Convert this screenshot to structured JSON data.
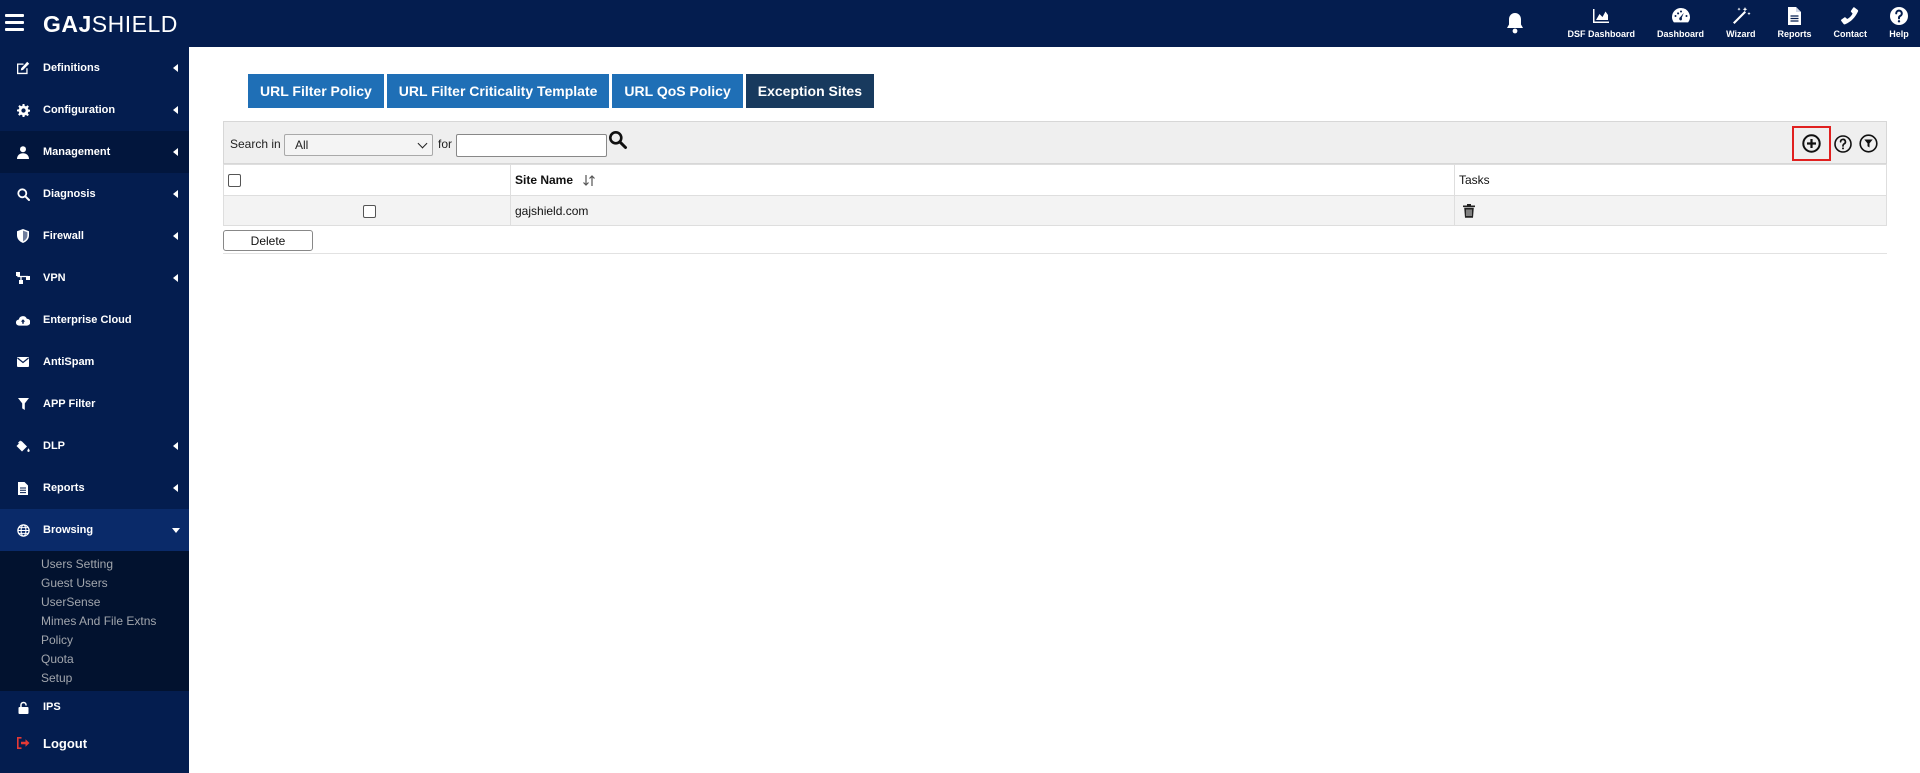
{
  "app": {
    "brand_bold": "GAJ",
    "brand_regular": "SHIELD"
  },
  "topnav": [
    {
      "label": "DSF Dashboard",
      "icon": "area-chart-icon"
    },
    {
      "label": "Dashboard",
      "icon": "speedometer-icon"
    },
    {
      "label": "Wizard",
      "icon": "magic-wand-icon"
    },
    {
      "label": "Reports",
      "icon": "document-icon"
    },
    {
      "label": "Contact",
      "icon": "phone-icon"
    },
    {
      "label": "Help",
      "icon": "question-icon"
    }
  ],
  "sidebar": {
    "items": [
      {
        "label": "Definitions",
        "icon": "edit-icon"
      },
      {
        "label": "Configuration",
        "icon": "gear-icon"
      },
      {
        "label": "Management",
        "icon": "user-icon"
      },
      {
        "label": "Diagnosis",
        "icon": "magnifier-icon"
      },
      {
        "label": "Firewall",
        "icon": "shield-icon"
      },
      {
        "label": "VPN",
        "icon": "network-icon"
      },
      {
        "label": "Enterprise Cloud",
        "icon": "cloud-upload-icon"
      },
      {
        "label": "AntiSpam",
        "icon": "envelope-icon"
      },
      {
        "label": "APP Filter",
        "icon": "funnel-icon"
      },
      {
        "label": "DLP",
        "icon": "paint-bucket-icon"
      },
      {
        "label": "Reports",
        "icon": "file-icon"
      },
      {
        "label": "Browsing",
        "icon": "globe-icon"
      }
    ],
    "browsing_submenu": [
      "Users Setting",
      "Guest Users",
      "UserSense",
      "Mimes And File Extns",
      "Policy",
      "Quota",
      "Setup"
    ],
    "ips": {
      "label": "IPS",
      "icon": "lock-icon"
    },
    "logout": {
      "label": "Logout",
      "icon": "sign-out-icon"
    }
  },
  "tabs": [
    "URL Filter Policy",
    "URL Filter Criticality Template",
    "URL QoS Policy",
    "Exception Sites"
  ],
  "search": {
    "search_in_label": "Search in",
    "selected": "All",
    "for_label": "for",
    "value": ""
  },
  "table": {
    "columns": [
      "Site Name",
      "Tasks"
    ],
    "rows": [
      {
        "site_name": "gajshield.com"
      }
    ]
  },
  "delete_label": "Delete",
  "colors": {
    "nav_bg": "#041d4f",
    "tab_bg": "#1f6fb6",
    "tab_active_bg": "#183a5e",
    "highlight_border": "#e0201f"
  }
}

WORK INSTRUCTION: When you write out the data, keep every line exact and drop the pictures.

ANSWER BELOW:
Convert this screenshot to structured JSON data.
{
  "app": {
    "brand_bold": "GAJ",
    "brand_regular": "SHIELD"
  },
  "topnav": [
    {
      "label": "DSF Dashboard",
      "icon": "area-chart-icon"
    },
    {
      "label": "Dashboard",
      "icon": "speedometer-icon"
    },
    {
      "label": "Wizard",
      "icon": "magic-wand-icon"
    },
    {
      "label": "Reports",
      "icon": "document-icon"
    },
    {
      "label": "Contact",
      "icon": "phone-icon"
    },
    {
      "label": "Help",
      "icon": "question-icon"
    }
  ],
  "sidebar": {
    "items": [
      {
        "label": "Definitions",
        "icon": "edit-icon"
      },
      {
        "label": "Configuration",
        "icon": "gear-icon"
      },
      {
        "label": "Management",
        "icon": "user-icon"
      },
      {
        "label": "Diagnosis",
        "icon": "magnifier-icon"
      },
      {
        "label": "Firewall",
        "icon": "shield-icon"
      },
      {
        "label": "VPN",
        "icon": "network-icon"
      },
      {
        "label": "Enterprise Cloud",
        "icon": "cloud-upload-icon"
      },
      {
        "label": "AntiSpam",
        "icon": "envelope-icon"
      },
      {
        "label": "APP Filter",
        "icon": "funnel-icon"
      },
      {
        "label": "DLP",
        "icon": "paint-bucket-icon"
      },
      {
        "label": "Reports",
        "icon": "file-icon"
      },
      {
        "label": "Browsing",
        "icon": "globe-icon"
      }
    ],
    "browsing_submenu": [
      "Users Setting",
      "Guest Users",
      "UserSense",
      "Mimes And File Extns",
      "Policy",
      "Quota",
      "Setup"
    ],
    "ips": {
      "label": "IPS",
      "icon": "lock-icon"
    },
    "logout": {
      "label": "Logout",
      "icon": "sign-out-icon"
    }
  },
  "tabs": [
    "URL Filter Policy",
    "URL Filter Criticality Template",
    "URL QoS Policy",
    "Exception Sites"
  ],
  "search": {
    "search_in_label": "Search in",
    "selected": "All",
    "for_label": "for",
    "value": ""
  },
  "table": {
    "columns": [
      "Site Name",
      "Tasks"
    ],
    "rows": [
      {
        "site_name": "gajshield.com"
      }
    ]
  },
  "delete_label": "Delete",
  "colors": {
    "nav_bg": "#041d4f",
    "tab_bg": "#1f6fb6",
    "tab_active_bg": "#183a5e",
    "highlight_border": "#e0201f"
  }
}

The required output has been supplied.